By Clint Thompson
Planting season is under way for Florida’s tomato producers.
Hopefully, farmers have done their due diligence and planned for whiteflies with proper sanitation of previous crops. That is one of the best management tactics growers can implement, says Hugh Smith, Associate Professor of Entomology and Nematology at the University of Florida Gulf Coast Research and Education Center.
“In tomatoes down here, the main issue are the whiteflies and tomato yellow leaf curl virus. The most important thing for that is for (growers) just to make sure that anything from a previous season has been completely destroyed and cleaned up,” Smith said. “There’s some places where there’s still a lot. (Farmers) always want to know what to spray, and that hasn’t changed a whole lot. But just the importance of clean culture, whether it’s tomatoes or watermelons and cucurbits that also have a lot of whitefly-transmitted viruses; just making sure there’s nothing from previous seasons that’s still there in terms of inoculum for virus or whiteflies.”
Tomato yellow curl virus can cause very high yield losses and reduce the crop’s marketability. In some instances, the entire crop can be lost. The virus can cause yellowing foliage, leaf curling and stunting.
The rains over the past two months helped suppress whiteflies during the summer.
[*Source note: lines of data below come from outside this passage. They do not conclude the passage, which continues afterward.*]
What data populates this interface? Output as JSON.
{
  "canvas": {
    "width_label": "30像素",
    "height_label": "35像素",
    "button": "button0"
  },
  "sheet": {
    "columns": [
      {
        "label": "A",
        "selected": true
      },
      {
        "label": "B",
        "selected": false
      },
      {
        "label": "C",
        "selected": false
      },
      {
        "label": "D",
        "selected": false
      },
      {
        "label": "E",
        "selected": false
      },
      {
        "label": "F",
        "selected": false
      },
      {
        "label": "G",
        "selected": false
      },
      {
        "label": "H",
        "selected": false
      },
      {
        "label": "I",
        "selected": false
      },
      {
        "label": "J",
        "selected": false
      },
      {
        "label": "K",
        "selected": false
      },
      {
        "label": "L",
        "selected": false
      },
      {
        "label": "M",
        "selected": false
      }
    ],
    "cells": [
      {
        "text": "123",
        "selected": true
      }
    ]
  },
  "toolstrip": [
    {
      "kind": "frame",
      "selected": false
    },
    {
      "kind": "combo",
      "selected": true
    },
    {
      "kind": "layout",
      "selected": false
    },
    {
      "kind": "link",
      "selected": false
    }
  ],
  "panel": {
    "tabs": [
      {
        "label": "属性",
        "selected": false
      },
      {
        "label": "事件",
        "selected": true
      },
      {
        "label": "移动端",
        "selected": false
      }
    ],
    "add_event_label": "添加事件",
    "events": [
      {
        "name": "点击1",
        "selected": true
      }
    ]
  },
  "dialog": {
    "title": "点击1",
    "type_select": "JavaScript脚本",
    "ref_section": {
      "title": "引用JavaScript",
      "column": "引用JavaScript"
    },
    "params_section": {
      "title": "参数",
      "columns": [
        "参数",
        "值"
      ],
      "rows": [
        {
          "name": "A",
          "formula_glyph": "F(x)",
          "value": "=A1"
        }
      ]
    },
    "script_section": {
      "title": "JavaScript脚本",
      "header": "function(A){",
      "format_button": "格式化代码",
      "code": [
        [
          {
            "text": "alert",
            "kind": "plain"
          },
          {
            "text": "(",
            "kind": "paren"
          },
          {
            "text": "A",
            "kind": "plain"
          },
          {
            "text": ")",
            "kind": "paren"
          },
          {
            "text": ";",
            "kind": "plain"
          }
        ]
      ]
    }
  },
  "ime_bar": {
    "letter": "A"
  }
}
They also encouraged natural pathogens that attacked whitefly populations.